Check the outdoor components for any debris or dirt. Remove any snow or ice from the outdoor compressor during the winter months. Also, remember to inspect all wires and lines for signs of damage. Contact a professional if you notice any leaks or exposed wires.
When comparing the costs of a ductless mini-split system and central air conditioning, you need to consider a few factors. If your home does not already have ducts installed, you can have a mini-split installed for around $4,000 - $7,000 for a 2,000 sq. ft. home, assuming you require two zones.
To have central air conditioning installed for the same size home, you would have the same costs for the system plus an additional $2,500 to $3,500 or more for the ducts, making your total closer to $7,000 to $10,500 for central air conditioning.
In a home that already has ducts installed, costs are similar. In some cases, the price of a central air conditioner may be less money because you do not need multiple units to handle the various zones.
Single-split air conditioners and multi-split air conditioners operate in the same way. They utilize heat pumps 3 to push the hot air out of your home to the refrigerator coils, where the hot air is condensed, cooled, and returned to your home.
The biggest difference is that in a single-split, you use a single thermostat 2 to control the system. Multi-split systems require different thermostats for the various outdoor units.

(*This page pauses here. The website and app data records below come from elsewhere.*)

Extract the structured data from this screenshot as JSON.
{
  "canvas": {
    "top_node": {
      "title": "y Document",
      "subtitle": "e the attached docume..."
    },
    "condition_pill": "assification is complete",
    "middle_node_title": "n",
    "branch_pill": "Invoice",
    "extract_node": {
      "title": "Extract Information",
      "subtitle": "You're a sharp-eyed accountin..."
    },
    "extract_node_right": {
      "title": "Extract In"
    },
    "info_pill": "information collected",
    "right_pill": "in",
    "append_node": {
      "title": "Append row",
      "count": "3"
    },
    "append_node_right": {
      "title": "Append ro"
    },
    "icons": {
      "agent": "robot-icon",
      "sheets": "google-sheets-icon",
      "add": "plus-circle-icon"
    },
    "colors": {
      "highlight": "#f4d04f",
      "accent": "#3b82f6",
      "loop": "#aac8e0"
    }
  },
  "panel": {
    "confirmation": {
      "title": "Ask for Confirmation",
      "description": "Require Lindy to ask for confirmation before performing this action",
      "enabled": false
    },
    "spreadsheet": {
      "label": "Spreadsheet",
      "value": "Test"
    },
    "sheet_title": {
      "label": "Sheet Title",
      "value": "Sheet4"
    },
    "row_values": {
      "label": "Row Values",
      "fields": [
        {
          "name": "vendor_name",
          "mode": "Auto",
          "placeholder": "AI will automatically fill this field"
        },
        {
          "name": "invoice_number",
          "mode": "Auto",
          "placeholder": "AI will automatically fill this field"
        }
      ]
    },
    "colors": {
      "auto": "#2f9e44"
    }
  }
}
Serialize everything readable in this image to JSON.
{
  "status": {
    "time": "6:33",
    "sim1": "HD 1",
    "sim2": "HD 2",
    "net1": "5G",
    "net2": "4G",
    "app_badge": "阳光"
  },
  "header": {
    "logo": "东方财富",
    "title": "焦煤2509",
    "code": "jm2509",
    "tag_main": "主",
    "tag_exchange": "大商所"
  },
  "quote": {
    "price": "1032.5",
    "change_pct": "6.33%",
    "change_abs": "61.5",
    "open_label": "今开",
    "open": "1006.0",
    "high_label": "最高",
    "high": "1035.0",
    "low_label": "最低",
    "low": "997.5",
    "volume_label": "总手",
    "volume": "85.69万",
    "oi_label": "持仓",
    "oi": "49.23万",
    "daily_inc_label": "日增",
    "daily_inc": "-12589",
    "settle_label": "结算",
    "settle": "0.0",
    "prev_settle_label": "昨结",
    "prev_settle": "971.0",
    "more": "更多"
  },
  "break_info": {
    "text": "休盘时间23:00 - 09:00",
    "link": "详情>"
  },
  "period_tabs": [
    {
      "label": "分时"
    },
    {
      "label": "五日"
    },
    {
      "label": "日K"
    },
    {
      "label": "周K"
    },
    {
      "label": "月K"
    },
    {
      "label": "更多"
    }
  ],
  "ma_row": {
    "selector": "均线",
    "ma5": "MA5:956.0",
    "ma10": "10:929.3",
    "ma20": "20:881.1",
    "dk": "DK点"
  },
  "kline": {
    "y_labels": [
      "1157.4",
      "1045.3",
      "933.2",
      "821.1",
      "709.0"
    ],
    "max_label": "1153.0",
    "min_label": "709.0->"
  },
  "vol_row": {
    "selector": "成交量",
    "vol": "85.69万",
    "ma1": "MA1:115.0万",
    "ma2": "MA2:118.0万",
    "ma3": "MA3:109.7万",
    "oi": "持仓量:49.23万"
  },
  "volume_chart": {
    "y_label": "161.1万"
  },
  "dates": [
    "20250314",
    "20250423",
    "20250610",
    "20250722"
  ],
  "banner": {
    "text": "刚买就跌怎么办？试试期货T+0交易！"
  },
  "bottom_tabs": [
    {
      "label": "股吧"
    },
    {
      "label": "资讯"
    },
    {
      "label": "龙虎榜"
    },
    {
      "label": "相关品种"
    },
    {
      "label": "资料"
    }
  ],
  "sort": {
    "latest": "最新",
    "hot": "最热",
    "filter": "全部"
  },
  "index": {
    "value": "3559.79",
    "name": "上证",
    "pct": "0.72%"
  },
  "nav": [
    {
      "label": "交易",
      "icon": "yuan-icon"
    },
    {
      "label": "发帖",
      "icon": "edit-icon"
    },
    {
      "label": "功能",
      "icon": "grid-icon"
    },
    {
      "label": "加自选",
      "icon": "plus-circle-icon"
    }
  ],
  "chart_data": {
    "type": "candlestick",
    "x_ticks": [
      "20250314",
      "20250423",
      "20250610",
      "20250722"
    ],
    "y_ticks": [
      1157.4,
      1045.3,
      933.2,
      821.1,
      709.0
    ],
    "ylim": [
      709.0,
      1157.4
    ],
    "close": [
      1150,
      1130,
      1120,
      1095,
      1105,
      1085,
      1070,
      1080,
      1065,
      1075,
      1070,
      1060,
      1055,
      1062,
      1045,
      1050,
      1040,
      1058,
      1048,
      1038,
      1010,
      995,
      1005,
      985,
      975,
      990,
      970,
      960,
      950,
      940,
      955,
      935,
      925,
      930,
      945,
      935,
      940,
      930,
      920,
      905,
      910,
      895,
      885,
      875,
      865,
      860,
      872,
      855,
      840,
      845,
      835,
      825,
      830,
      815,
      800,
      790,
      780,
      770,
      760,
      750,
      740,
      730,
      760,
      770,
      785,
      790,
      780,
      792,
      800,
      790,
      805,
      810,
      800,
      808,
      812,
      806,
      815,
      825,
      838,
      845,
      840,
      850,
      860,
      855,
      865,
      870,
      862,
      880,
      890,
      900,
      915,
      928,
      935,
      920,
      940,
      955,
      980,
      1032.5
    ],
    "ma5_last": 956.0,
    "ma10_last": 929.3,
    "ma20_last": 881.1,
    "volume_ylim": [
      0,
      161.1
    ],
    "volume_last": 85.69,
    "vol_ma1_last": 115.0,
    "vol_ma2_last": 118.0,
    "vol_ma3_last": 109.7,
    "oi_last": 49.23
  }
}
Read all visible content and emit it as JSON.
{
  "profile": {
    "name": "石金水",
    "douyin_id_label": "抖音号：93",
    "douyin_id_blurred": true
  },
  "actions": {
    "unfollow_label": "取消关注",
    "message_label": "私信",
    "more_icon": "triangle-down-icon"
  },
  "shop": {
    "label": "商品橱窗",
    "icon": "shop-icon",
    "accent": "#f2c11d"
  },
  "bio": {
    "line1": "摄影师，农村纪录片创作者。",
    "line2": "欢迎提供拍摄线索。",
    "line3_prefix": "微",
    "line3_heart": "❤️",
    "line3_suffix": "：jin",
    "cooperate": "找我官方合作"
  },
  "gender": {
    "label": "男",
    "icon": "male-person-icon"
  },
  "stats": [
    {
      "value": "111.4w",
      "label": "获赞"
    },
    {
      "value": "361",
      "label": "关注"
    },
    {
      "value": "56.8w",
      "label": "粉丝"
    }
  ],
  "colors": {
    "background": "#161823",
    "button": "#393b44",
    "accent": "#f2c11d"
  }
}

Multi splits require fewer working parts than using multiple single splits to heat and cool the home. The unit could operate efficiently and have simpler electrical requirements than multiple single splits. Some homeowners even choose to have a mix of both single splits and multi-split air conditioners. Ductless AC cost for the mini-split style will be around $3,000 to $5,000 installed. The ductless AC system cost for a multi-split is $3,800 to $6,500.
Most ductless air conditioners contain a heat pump as part of the system to help circulate the air. During the colder months of the year, you can use only the heat pump to warm your home. Ductless mini-splits can also be known as ductless heat pumps. The reason for the name is that the air conditioning system can operate in two directions. When cooling is needed, it sucks out the hot air and redirects it outside. When heat is needed, it takes heat from the outside air and transfers it inside.
Cooling-only mini-split systems are available. They are generally only found in tropical and other high-heat areas that do not even need occasional heating. They tend to cost less, around $750, to start for a single wall-mounted unit, and they have similar installation and labor costs to the standard system.
If you are replacing another system with a ductless air conditioner, you may be charged a removal fee for the old equipment. This cost varies from $50 to $200, depending on the company and type of equipment. Check with your installer to find out their policy.
Depending on the age of your home and type of panel, you may need to have an electrician upgrade your electrical system or install a new panel. An upgrade can cost $1,300 to $3,000, depending on the level of work required.
This depends on the size of the system you are installing. A multi-zone system costs around $5,377 on average.
Air conditioning increases the market value of homes. Each year, single-family residences with air conditioning have sold for approximately 2.5 percent more than homes without air conditioning in the United States.
This depends on the area where you live, but most HVAC systems require a permit and inspection.
This depends on the size of the system and how many zones. It could take two to eight hours to install.
This depends on whether you have ducts. If you do not have ducts, then yes, it is cheaper. Otherwise, it may have similar costs.
If the rooms are closed off from one another, then yes. In more open floor plans, a single-zone may be all you need.